A long time ago, in a galaxy nearby, I bought into the Apple-Unix fusion. Apple scrapped their weak OS and gave birth to OS X, essentially FreeBSD with a nice GUI. And it was good. Most of my Linux command line skills directly transferred, and I could manage Macs as easily as Red Hat boxen. But then time happened. Services started collapsing into Apple proprietary services. Config files and dot files morphed into XML registries with binary fields. Apple started fixing Unix until it was broken. I got off the bandwagon.
I always kept my data in neutral formats. Text, PDF, mp3. It was easy for me to transfer my data to a new system and pick up new programs, or crusty old programs. The one clinger was an ipod nano. I used my ipod in my Toyota mainly to run playlists and be able to play music when I was out of service for streaming. I spend a lot of time in the back country so being out of service is a common thing. Despite my disillusionment with Tim Cook and his wonder watch, the ipod was and is a state of the art music player. Itunes on the other hand, followed the same degrading path as OS X, becoming less usable, unfriendly, and more buggy with each new version. This became a real problem when the 5 year old ipod started to fail. Rebuilding it from scratch would not fix the issues with it and it was time to look for a new solution. Replacing that symbiotic ecosystem was not easy as I found out.

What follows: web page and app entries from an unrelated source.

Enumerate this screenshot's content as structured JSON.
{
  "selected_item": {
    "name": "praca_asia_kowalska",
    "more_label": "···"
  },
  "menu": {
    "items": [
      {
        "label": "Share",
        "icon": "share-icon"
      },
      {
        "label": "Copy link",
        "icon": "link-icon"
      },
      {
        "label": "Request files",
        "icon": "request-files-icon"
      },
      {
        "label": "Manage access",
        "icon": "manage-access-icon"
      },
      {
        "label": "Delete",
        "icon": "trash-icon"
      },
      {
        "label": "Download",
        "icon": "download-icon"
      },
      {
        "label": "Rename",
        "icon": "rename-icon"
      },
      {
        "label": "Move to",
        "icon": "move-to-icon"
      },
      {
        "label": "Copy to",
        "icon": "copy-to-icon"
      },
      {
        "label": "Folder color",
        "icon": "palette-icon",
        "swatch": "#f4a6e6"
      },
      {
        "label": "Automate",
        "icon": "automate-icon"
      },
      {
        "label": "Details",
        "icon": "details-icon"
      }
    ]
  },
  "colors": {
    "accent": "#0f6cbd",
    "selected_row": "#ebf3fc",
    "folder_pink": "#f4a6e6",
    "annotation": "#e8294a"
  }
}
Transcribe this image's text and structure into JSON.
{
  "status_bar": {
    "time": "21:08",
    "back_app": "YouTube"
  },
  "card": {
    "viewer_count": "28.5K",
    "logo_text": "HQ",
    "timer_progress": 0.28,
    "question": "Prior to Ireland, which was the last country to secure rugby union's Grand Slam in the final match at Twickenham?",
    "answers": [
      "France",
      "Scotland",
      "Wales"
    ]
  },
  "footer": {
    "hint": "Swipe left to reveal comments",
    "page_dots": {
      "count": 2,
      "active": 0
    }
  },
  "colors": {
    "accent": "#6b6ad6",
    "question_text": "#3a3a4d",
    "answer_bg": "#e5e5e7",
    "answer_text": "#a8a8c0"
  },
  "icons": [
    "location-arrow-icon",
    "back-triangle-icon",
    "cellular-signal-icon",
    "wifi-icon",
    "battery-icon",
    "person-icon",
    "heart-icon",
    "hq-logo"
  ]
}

Where are all the ipod competitors? There are a few Chinese knock offs, but the big players have all given up. Microsoft dumped the Zune. Samsung stopped making their ipod competitor. A replacement required a hardware and software combo solution. After some trial and error, including trying one of the knock offs, I settled on Music Monkey (free) and a low profile USB flash drive. I bought a 32 GB SanDisk Cruzer Fit for $11.95 on Amazon.
I do development on Linux, but I have a Win10 machine for home use and game play. Media Monkey easily imported my music files and could dump them onto the Cruzer without problems. I had everything in a single flat directory. But things were not that simple. The Toyota music head (2015) would only index up to 999 files in a directory before giving up. This meant that even through my music was all on the USB flash drive, the car did not see it all. I went back and manually organized the files into directories by artist. This improved the situation, but the car created it's index not based on the physical layout (other than the 999 file restriction), but based on MP3 metadata tags. It was able to index more of the music but not everything. The work around for that was to clean up my metadata. Not an insignificant amount of work.
The final hurdle was to get playlists working. The car did not understand the standard playlist format from Media Monkey. What I did instead was use Genre. The Genre tag is so arbitrary that it is otherwise useless. When I want to change a playlist, I first create a true playlist in media monkey, select all the files and assign the playlist name to the Genre of all the files. Boom, done! A bonus hack is start all the Genre names with AA* so they all appear in the same place at the top of the genre index. For example, AABeatles for a Beatles playlist. It took some trial and error, but I have a better, cheaper solution for offline music and have abandoned the last vestiges of the company with the flying saucer HQ.